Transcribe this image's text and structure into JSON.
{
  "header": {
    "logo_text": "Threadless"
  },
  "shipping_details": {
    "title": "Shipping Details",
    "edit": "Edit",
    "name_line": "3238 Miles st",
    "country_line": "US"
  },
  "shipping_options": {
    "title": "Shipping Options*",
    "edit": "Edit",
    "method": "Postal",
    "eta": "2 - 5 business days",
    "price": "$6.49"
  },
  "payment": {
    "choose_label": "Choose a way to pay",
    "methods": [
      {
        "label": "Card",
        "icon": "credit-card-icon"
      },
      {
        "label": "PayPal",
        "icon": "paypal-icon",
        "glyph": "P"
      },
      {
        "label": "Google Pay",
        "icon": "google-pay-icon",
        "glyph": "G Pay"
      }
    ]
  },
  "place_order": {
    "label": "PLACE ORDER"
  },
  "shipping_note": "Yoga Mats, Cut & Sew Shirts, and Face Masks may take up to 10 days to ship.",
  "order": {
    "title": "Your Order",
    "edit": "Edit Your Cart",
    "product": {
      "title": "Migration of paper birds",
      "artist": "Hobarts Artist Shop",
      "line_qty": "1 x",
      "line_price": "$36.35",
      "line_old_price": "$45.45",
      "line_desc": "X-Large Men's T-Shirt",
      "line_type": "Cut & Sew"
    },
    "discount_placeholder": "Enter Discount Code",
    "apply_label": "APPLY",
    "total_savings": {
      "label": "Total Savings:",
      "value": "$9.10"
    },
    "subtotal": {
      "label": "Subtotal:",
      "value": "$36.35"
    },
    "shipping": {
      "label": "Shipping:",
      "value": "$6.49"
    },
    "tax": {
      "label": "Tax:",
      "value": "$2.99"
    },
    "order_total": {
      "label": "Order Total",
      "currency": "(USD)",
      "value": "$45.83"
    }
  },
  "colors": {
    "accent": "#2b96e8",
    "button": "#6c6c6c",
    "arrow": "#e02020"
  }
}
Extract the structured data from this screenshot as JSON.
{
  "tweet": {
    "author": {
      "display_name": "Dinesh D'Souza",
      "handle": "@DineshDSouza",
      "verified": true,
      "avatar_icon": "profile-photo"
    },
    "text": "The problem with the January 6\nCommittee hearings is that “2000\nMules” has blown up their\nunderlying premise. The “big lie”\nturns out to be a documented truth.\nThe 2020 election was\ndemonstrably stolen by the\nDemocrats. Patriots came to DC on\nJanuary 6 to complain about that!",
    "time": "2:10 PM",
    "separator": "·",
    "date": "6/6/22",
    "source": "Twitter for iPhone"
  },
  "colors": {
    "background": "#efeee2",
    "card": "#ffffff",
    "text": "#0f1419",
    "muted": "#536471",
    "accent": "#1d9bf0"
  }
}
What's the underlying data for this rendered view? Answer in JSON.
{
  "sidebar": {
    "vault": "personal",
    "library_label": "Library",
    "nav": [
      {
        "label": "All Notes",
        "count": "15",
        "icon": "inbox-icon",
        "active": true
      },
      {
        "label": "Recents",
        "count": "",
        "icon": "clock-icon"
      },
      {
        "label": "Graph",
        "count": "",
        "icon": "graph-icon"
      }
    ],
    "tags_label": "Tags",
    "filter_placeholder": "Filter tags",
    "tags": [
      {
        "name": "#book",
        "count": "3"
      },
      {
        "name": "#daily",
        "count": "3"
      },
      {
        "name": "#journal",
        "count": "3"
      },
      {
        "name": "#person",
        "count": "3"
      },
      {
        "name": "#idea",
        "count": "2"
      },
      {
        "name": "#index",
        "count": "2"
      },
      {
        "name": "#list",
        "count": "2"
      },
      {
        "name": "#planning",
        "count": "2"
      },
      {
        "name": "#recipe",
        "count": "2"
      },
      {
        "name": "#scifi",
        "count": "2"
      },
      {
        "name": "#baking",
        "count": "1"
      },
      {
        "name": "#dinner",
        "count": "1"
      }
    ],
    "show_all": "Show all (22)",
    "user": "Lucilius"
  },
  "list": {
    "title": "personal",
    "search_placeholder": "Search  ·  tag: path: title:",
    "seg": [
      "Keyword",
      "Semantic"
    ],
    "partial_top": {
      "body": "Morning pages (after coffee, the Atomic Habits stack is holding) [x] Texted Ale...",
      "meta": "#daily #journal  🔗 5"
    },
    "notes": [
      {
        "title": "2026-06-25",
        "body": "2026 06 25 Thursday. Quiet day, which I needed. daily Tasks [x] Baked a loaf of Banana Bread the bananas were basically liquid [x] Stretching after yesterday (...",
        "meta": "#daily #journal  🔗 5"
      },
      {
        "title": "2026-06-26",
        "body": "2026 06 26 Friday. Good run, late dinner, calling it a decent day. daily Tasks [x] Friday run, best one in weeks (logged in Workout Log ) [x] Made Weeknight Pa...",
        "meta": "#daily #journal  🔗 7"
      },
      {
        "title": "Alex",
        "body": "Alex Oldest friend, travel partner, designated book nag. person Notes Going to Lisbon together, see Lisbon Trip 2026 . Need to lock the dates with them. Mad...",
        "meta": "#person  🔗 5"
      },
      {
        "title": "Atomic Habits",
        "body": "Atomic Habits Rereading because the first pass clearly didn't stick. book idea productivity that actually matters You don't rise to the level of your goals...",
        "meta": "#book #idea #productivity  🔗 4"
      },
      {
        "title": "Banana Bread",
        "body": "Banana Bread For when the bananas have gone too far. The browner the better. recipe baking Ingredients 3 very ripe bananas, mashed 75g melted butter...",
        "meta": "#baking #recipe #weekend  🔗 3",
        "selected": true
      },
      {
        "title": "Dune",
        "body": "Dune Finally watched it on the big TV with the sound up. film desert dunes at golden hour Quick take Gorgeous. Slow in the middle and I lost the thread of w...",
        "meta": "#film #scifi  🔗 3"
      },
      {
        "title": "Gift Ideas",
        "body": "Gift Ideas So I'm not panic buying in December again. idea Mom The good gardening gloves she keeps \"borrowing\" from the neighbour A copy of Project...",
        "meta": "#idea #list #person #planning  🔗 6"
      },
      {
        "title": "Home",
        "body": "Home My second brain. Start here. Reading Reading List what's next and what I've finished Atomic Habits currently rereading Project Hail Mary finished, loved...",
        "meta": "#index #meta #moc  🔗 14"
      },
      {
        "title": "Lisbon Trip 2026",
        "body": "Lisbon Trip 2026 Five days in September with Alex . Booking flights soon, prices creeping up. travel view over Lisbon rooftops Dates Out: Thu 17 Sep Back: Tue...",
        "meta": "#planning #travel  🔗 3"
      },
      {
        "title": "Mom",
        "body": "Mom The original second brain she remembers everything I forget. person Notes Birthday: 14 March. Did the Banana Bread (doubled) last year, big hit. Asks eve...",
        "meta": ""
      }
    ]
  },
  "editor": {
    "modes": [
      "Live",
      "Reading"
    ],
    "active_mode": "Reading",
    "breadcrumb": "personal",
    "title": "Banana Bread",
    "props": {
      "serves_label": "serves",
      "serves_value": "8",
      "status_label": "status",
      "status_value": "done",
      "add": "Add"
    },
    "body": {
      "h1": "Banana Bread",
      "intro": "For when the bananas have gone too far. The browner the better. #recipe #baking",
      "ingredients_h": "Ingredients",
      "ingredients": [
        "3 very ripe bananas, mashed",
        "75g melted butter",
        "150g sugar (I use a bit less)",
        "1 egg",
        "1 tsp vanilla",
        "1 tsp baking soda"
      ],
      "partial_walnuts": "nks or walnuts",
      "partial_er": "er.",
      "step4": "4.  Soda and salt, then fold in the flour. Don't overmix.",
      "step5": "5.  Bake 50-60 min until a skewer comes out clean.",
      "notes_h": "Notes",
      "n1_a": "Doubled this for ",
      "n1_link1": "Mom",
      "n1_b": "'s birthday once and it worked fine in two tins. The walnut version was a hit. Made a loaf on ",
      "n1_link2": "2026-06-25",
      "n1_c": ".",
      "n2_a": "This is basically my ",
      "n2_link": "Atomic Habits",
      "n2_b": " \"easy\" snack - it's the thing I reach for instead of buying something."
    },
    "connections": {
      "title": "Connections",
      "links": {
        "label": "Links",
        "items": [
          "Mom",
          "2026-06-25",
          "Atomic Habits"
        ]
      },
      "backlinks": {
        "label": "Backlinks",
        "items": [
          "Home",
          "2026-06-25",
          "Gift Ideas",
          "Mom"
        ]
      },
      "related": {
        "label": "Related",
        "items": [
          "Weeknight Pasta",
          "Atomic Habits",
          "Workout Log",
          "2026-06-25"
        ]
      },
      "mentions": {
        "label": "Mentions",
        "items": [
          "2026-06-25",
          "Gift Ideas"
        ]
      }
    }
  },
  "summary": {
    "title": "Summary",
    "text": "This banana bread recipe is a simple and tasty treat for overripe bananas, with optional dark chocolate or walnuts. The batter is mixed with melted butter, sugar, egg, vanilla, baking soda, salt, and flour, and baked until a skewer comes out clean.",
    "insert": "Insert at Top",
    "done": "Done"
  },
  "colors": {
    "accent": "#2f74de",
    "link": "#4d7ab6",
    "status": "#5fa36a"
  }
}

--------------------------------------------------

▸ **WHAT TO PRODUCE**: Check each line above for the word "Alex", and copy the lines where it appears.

▸ **ANSWER AREA**:
        "title": "Alex",
        "body": "Alex Oldest friend, travel partner, designated book nag. person Notes Going to Lisbon together, see Lisbon Trip 2026 . Need to lock the dates with them. Mad...",
        "body": "Lisbon Trip 2026 Five days in September with Alex . Booking flights soon, prices creeping up. travel view over Lisbon rooftops Dates Out: Thu 17 Sep Back: Tue...",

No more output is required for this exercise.